Latest Cetaceans Stories
Convergent evolution – the evolution of similar traits in drastically different types of creatures – is widespread not just at the physical level but also at the genetic level, according to new research published in this week’s edition of the journal Nature.
A new study found that whales experience an increase in skin pigment as a result of exposure to the sun’s rays. It also found that a whale's skin can suffer genetic damage due to UV ray exposure – just like humans.
Bowhead and minke whale sightings, extensive ice floe measurements and the successful retrieval of important moored instruments are among the successes of a multinational team of ice engineering researchers and marine biologists during their first week off the coast of northeastern Greenland on the Swedish icebreaker Oden.

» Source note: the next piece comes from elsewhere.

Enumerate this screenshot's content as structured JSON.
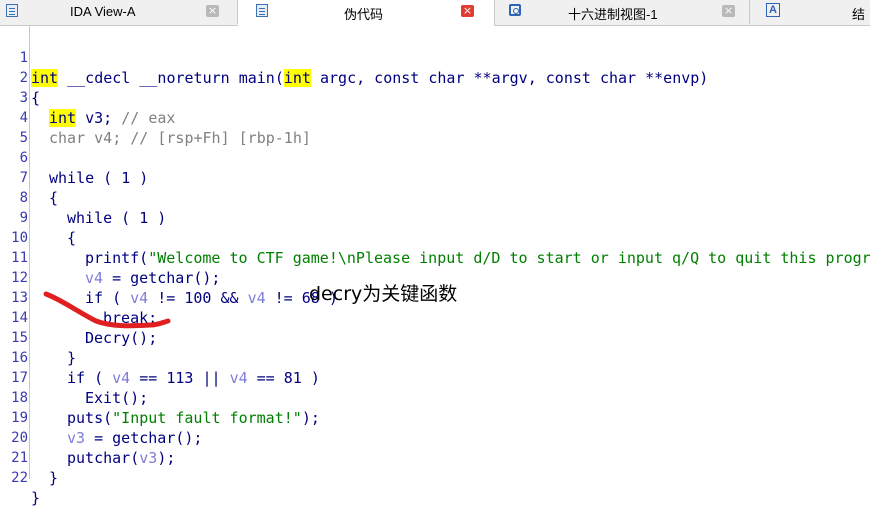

Researchers from the University of Pennsylvania’s School of Veterinary Medicine have turned a large laboratory designed to treat four-legged animals into a research facility to get to the bottom of one of this summer’s greatest tragic mysteries.
In addition to the Lighthouse of Tampa, the Florida Reading and Vision Technology team has outfitted nearly two-dozen Lighthouses for the Blind and rehabilitation centers across the State of Florida
Pile driving during construction of wind farms and the use of airguns when searching for oil and gas unavoidably result in noise pollution in the surrounding area.
Scientists recently discovered that dolphins can name their friends with specific vocalizations. Now, researchers also found that dolphins can remember these vocalizations for up to 20 years.
Using six years of data collected during regular aerial surveys, combined with genetics data obtained by a consortium of research teams, a new study adds evidence that points to a central Gulf of Maine mating ground for North Atlantic right whales.
Cetology is a branch of marine mammal science that studies about eighty species of dolphins, whales, and porpoise, all of which are classified within the Cetacea order. Cetologists, who practice cetology, work to understand the distribution, development, behavior, and other aspects of cetaceans. The study of cetaceans began in the Classical era. About 2,300 years ago, Aristotle documented details about some cetacean species, calling them mammals, while traveling on the Aegean Sea with...
The North Atlantic right whale (Eubalaena glacialis), also known as the black right whale or the northern right whale, is one of three right whales in the Eubalaena genus. It can be found in a small population of about 396 individuals in the western North Atlantic. If it does occur in the eastern North Atlantic, experts assert that it only numbers in the tens, making it nearly extinct in that area. This species migrates into the western North Atlantic to feed in the spring, summer, and fall...
The southern right whale (Eubalaena australis) is a species of baleen whale that can be found in different regions in the summer and winter seasons. During the summer, it can be found in the Southern Ocean, possibly near Antarctica. During the winter, populations disperse into many warmer areas to breed, including waters near Chile, Argentina, New Zealand, South Africa, Peru, Namibia, Brazil, Australia, and Madagascar, among other areas. Right whales were first classified by Carolus...
Image Caption: Fossil of Feresa Attenuata, Shimonoseki Marine Science Museum KAIKYOUKAN, Japan. Credit: OpenCage/Wikipedia (CC BY-SA 2.5) The pygmy killer whale is widely distributed in tropical and sub-tropical waters worldwide. Regular sightings of this species occur off the coast of Hawaii and Japan, and also in the Indian Ocean near Sri Lanka and Lesser Antilles. In the Atlantic the pygmy killer whale has been seen off the coast of South Carolina and Senegal. This species swims in...
The crabeater seal (Lobodon carcinophagus) is a true seal that can be found around the whole of Antarctica. Its range also includes small areas in South America, New Zealand, Africa, and Australia. It resides on the pack ice zone for the entire year, even as it shifts seasonally, and prefers to stay in the continental shelf area in water with a depth of less than 1,968 feet. Because the populations are so wide spread and are sufficiently mixed, there have been no subspecies found. Because...
- A small wooded valley; a dell.
- The protecting weather-shed built around the entrance to a house.
- The roofed-over space between the kitchen and the sleeping-quarters in a logging-camp, commonly used as a storeroom.